The expected answer comprises all lines from the entries that contain the string "description".
= Beginning of Section =
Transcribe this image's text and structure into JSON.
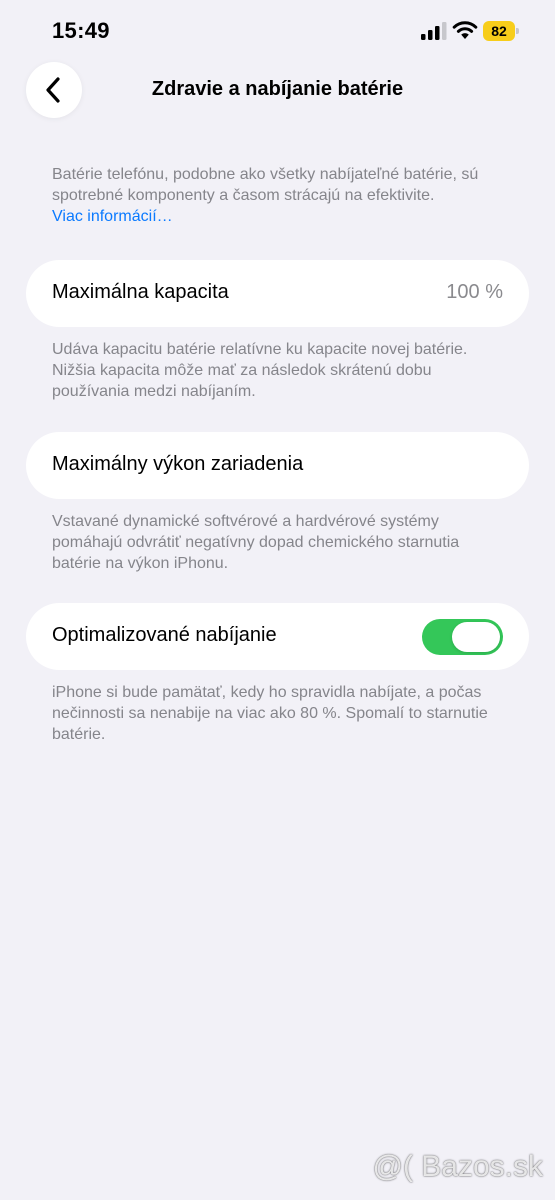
{
  "status_bar": {
    "time": "15:49",
    "battery_level": "82",
    "battery_color": "#f7cd1a",
    "icons": [
      "signal-icon",
      "wifi-icon",
      "battery-icon"
    ]
  },
  "nav": {
    "back_icon": "chevron-left-icon",
    "title": "Zdravie a nabíjanie batérie"
  },
  "intro": {
    "text": "Batérie telefónu, podobne ako všetky nabíjateľné batérie, sú spotrebné komponenty a časom strácajú na efektivite.",
    "link": "Viac informácií…",
    "link_color": "#0a7aff"
  },
  "max_capacity": {
    "label": "Maximálna kapacita",
    "value": "100 %",
    "footnote": "Udáva kapacitu batérie relatívne ku kapacite novej batérie. Nižšia kapacita môže mať za následok skrátenú dobu používania medzi nabíjaním."
  },
  "peak_performance": {
    "label": "Maximálny výkon zariadenia",
    "footnote": "Vstavané dynamické softvérové a hardvérové systémy pomáhajú odvrátiť negatívny dopad chemického starnutia batérie na výkon iPhonu."
  },
  "optimized_charging": {
    "label": "Optimalizované nabíjanie",
    "enabled": true,
    "toggle_color": "#34c759",
    "footnote": "iPhone si bude pamätať, kedy ho spravidla nabíjate, a počas nečinnosti sa nenabije na viac ako 80 %. Spomalí to starnutie batérie."
  },
  "watermark": "@( Bazos.sk"
}
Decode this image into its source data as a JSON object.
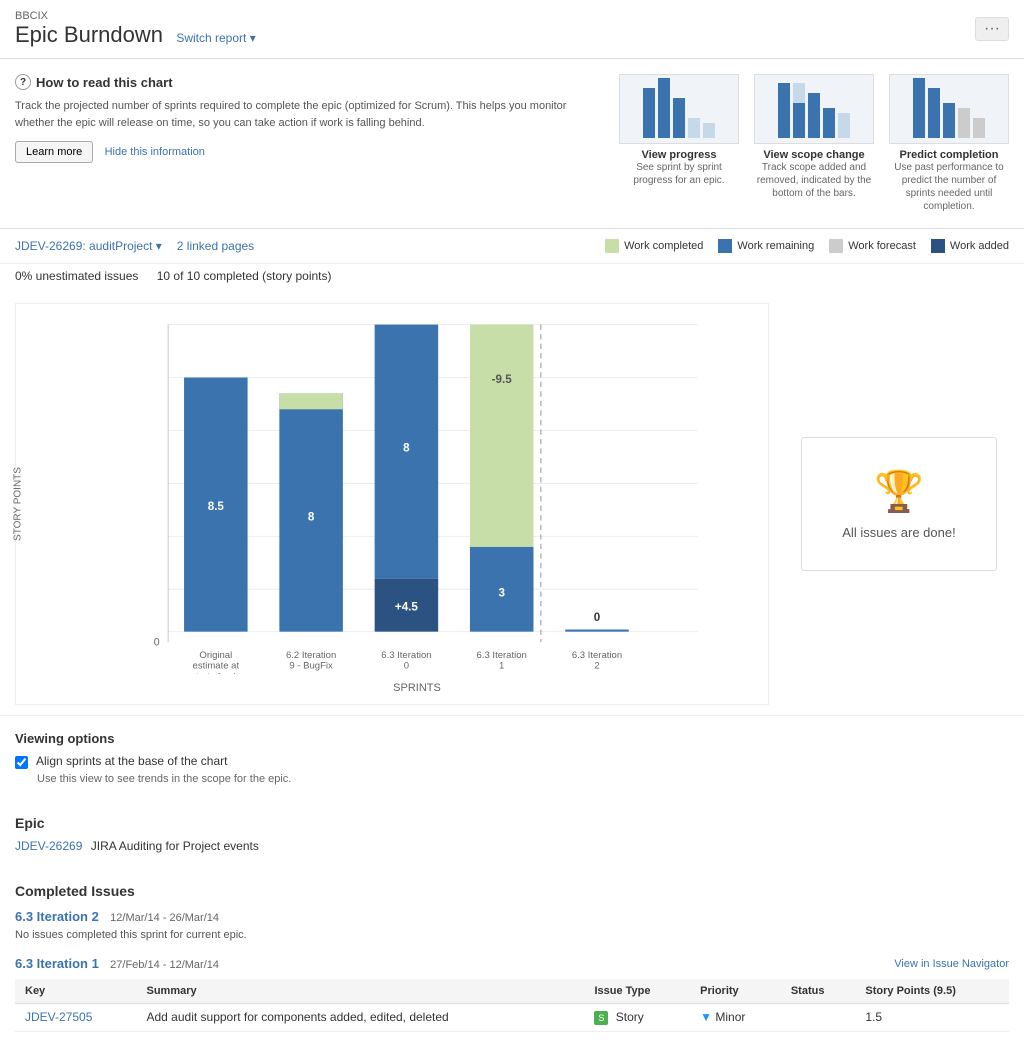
{
  "header": {
    "project_id": "BBCIX",
    "title": "Epic Burndown",
    "switch_report_label": "Switch report ▾",
    "three_dots": "···"
  },
  "info_section": {
    "title": "How to read this chart",
    "question_icon": "?",
    "description": "Track the projected number of sprints required to complete the epic (optimized for Scrum). This helps you monitor whether the epic will release on time, so you can take action if work is falling behind.",
    "learn_more_label": "Learn more",
    "hide_info_label": "Hide this information",
    "previews": [
      {
        "title": "View progress",
        "description": "See sprint by sprint progress for an epic."
      },
      {
        "title": "View scope change",
        "description": "Track scope added and removed, indicated by the bottom of the bars."
      },
      {
        "title": "Predict completion",
        "description": "Use past performance to predict the number of sprints needed until completion."
      }
    ]
  },
  "toolbar": {
    "project_selector": "JDEV-26269: auditProject ▾",
    "linked_pages": "2 linked pages",
    "legend": {
      "work_completed": "Work completed",
      "work_remaining": "Work remaining",
      "work_forecast": "Work forecast",
      "work_added": "Work added"
    }
  },
  "stats": {
    "unestimated": "0% unestimated issues",
    "completed": "10 of 10 completed (story points)"
  },
  "chart": {
    "y_label": "STORY POINTS",
    "x_label": "SPRINTS",
    "y_axis_max": 0,
    "bars": [
      {
        "label": "Original\nestimate at\nstart of epic",
        "remaining": 8.5,
        "completed": 0,
        "added": 0,
        "forecast": 0,
        "value_label": "8.5"
      },
      {
        "label": "6.2 Iteration\n9 - BugFix",
        "remaining": 8,
        "completed": 0.5,
        "added": 0,
        "forecast": 0,
        "value_label": "8"
      },
      {
        "label": "6.3 Iteration\n0",
        "remaining": 8,
        "completed": 0,
        "added": 4.5,
        "forecast": 0,
        "value_label": "8",
        "added_label": "+4.5"
      },
      {
        "label": "6.3 Iteration\n1",
        "remaining": 3,
        "completed": 0,
        "added": 0,
        "forecast": 9.5,
        "value_label": "3",
        "forecast_label": "-9.5"
      },
      {
        "label": "6.3 Iteration\n2",
        "remaining": 0,
        "completed": 0,
        "added": 0,
        "forecast": 0,
        "value_label": "0"
      }
    ],
    "dashed_line_after": 3,
    "all_done_text": "All issues are done!"
  },
  "viewing_options": {
    "title": "Viewing options",
    "align_label": "Align sprints at the base of the chart",
    "align_desc": "Use this view to see trends in the scope for the epic.",
    "align_checked": true
  },
  "epic_section": {
    "title": "Epic",
    "epic_key": "JDEV-26269",
    "epic_name": "JIRA Auditing for Project events"
  },
  "completed_section": {
    "title": "Completed Issues",
    "sprints": [
      {
        "name": "6.3 Iteration 2",
        "dates": "12/Mar/14 - 26/Mar/14",
        "note": "No issues completed this sprint for current epic.",
        "issues": []
      },
      {
        "name": "6.3 Iteration 1",
        "dates": "27/Feb/14 - 12/Mar/14",
        "view_navigator": "View in Issue Navigator",
        "issues": [
          {
            "key": "JDEV-27505",
            "summary": "Add audit support for components added, edited, deleted",
            "issue_type": "Story",
            "priority": "Minor",
            "status": "",
            "story_points": "1.5"
          }
        ]
      }
    ],
    "table_headers": {
      "key": "Key",
      "summary": "Summary",
      "issue_type": "Issue Type",
      "priority": "Priority",
      "status": "Status",
      "story_points": "Story Points (9.5)"
    }
  }
}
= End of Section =
The answer:
    "description": "Track the projected number of sprints required to complete the epic (optimized for Scrum). This helps you monitor whether the epic will release on time, so you can take action if work is falling behind.",
        "description": "See sprint by sprint progress for an epic."
        "description": "Track scope added and removed, indicated by the bottom of the bars."
        "description": "Use past performance to predict the number of sprints needed until completion."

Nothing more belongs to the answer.